I'm two (or three) garments down on the six I've committed to making for the Spring Basics Palette, now that I've completed the Kwik Sew yoga pants and another version of the Jalie top. The second top isn't technically in the plan, but I had my reasons.
Yesterday I spent an hour altering the yoga pants to match my TNT crotch depth and length and I'm shocked to tell you that it took a mere 15 minutes to cut the 3 pieces and then 2 hours to put the garment together. It's a really clear design. If you've ever sewn with knits before, or sewn pants before - and you know your way around a zig zag stitch and some elastic - it's quick. With a serger, it's delightful. Of course, getting to this stage takes some time. But once you're there, it's lovely.
I regret to say that photos make this (somewhat pedestrian, let's face it) garment look utterly shapeless. It's not. In fact, it fits well. Much better than my previous versions wherein I had not yet taken an 2 inches out of the back crotch length (I took the same 2 inches out of the front piece at the lengthen/shorten line to even the hems) and altered both front and back for crotch depth:
I'm thrilled to tell you that my serger completely cooperated on the pants project and on the second Jalie top:
This is one of the ways, other than a bow, in which you can wear the ties. They're threaded through an inch wide hole that begins an inch below the apex of the V. I've top stitched the seam allowances above the hole (to the apex) to keep that area clean and stable.
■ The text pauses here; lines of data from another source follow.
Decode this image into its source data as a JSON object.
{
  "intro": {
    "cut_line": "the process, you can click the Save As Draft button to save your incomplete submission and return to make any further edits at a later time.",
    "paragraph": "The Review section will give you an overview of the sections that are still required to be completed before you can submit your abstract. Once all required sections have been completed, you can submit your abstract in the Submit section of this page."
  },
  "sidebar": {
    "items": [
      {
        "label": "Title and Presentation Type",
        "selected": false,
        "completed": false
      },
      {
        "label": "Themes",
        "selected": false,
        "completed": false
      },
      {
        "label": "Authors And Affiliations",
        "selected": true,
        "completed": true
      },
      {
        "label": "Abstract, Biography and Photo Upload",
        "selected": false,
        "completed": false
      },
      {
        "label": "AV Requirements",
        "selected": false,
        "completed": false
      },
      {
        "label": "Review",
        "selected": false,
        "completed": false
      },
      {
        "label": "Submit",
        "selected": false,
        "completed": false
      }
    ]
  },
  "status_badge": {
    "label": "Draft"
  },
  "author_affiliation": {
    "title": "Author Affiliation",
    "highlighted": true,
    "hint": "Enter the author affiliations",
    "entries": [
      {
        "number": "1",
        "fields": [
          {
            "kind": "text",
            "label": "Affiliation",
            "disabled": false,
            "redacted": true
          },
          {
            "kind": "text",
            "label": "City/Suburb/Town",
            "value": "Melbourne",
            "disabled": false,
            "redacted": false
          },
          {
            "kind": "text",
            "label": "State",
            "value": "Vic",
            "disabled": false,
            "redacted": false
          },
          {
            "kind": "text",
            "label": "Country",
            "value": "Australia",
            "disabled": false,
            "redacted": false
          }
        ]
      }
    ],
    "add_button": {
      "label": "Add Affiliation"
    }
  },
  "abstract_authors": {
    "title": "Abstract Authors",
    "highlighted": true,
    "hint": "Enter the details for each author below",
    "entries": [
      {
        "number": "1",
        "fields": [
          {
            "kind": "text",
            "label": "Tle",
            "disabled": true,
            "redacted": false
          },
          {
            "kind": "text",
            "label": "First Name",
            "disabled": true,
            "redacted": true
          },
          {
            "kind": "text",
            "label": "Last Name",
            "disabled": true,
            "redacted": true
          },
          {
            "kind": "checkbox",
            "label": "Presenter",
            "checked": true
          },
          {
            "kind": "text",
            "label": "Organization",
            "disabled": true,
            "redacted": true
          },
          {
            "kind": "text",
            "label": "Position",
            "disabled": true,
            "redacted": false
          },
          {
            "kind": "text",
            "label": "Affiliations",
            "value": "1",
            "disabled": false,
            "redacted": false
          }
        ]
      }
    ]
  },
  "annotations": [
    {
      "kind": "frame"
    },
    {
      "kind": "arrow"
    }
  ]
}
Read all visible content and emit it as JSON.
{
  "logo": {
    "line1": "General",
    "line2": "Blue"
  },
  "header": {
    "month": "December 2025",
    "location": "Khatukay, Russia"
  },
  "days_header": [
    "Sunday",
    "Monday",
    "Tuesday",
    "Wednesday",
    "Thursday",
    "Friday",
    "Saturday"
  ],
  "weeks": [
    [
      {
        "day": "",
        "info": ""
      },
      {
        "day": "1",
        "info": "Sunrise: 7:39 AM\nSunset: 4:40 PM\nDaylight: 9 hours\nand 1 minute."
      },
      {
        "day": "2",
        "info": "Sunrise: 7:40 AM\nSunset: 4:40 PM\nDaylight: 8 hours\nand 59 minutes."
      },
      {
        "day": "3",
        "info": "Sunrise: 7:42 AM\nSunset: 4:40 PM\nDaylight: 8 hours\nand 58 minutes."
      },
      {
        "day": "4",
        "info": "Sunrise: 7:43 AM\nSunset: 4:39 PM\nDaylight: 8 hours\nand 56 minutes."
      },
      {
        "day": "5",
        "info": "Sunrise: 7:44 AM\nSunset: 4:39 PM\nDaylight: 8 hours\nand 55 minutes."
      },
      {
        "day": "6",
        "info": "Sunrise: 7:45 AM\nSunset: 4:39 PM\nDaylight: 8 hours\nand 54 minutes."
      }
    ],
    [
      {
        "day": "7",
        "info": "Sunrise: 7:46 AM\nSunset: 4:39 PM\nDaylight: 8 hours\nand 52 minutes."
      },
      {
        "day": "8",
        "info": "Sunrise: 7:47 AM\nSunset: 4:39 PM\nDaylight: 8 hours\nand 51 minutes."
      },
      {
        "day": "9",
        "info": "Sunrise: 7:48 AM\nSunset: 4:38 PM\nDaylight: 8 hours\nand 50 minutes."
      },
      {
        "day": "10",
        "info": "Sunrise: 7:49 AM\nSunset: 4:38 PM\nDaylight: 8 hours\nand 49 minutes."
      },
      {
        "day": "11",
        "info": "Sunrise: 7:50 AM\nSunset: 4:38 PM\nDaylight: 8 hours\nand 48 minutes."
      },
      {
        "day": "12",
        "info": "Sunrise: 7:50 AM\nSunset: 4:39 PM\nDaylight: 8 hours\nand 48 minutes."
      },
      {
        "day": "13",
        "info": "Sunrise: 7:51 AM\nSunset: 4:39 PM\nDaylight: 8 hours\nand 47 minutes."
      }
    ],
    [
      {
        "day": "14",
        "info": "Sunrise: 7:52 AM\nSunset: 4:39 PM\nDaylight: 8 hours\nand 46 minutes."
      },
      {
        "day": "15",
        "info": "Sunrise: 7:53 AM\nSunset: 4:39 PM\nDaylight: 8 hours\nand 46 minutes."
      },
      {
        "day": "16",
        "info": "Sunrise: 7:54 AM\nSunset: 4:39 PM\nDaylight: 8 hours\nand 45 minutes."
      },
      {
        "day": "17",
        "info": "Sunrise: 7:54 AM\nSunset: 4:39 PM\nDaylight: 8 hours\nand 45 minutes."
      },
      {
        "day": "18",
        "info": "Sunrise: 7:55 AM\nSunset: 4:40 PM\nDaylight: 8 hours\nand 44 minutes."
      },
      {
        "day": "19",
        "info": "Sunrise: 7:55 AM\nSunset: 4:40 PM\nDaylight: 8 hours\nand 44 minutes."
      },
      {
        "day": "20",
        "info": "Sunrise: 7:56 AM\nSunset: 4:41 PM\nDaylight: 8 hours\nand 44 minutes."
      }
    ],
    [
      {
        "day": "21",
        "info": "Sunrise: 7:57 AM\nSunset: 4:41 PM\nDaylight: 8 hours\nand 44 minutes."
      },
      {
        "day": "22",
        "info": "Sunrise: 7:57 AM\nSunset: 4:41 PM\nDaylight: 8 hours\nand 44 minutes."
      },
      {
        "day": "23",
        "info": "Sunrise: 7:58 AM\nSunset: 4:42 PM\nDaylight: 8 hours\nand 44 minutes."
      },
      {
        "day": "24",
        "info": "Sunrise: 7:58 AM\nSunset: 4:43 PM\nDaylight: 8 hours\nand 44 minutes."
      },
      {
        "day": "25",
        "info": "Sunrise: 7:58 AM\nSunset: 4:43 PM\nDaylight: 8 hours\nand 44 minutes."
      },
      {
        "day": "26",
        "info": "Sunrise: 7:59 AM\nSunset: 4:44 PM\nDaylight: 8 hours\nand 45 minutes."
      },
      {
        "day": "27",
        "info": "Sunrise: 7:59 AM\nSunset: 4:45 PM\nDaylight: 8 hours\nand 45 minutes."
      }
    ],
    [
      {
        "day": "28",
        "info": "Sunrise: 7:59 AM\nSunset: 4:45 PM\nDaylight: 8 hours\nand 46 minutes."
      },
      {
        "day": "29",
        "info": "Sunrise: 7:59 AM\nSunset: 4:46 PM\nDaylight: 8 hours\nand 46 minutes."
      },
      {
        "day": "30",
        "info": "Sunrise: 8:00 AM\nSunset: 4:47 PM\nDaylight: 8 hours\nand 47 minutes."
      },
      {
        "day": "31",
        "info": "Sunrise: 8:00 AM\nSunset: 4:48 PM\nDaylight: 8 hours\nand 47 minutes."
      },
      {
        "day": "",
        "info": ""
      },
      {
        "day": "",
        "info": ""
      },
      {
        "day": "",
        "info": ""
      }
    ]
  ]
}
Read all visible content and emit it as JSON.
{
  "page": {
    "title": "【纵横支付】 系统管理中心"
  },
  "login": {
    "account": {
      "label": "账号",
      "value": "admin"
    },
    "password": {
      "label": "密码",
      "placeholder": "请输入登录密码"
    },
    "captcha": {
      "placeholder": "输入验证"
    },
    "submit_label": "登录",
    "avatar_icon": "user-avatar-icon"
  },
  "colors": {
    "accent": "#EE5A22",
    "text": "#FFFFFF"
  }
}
The pattern doesn't actually instruct this, but I think it's wise the long run. However, it does mean that you can see the stitches.
I know that this looks weird at the front arm hole. Again, my dress form is wider than me and sometimes garments pull on it, though they do not pull on me. This is one of those instances.
You're right in wondering: Wait, a second. Didn't she say that the pants were gonna be grey? And that a second Jalie isn't a part of the Spring Basics palette.
Here's the thing. I realized a few days ago that I didn't have enough of the grey cotton jersey to make the yoga pants. I had 1 yard, 60" wide. It looked like enough when I turned it against the direction of greatest stretch, but when I realized what I was working with, it just wasn't going to fly.
At the same time, I found the remainder of the orange knit I used to make this wrap dress.
(On a total tangent: I did what someone recommended (can't remember who, right now!) and just cut the facings off that dress, right close to the top stitch line that I added in an effort to keep everything lying flat. You may remember that the facings kept flipping up. Nothing worked but cutting them off - and now the dress fits fantastically, even if it does look horrendous on the inside. I will likely not make it again, too much effort, but if I were to, I would totally finish the edges with self bias tape.)
Back to the Jalie: I had just enough of the orange knit to make the sleeveless version of the Scarf Collar Top. But I did have to shorten the tie by about 3 inches on each side. That's why the pull through version works better than a bow, though a compact bow is achievable.
This knit is more stable than the floral I used for the last version. I actually prefer the heavy drape of the floral bamboo jersey. This orange jersey is rayon, I think. It's got nice drape too, but it's not quite the same. So my vote is to use very drapey fabric. Almost as drapey as it gets.
I will use the grey jersey to make the T shirt for which I was intending to use the aubergine rayon knit. One must be flexible.
Note that I finished the sleeves before serging the sides together. And I finished the hem before serging the final side seam. I much prefer to finish flat garments, when possible.
Alas, I had just enough orange thread to do the top stitching - that was even using a different colour thread in the bobbin! - and my hem top stitching is woefully terrible. I had the machine tension set too high. Oh well, there's no fixing it now. So I'm just going to ignore that aspect of things and enjoy the rest of the work.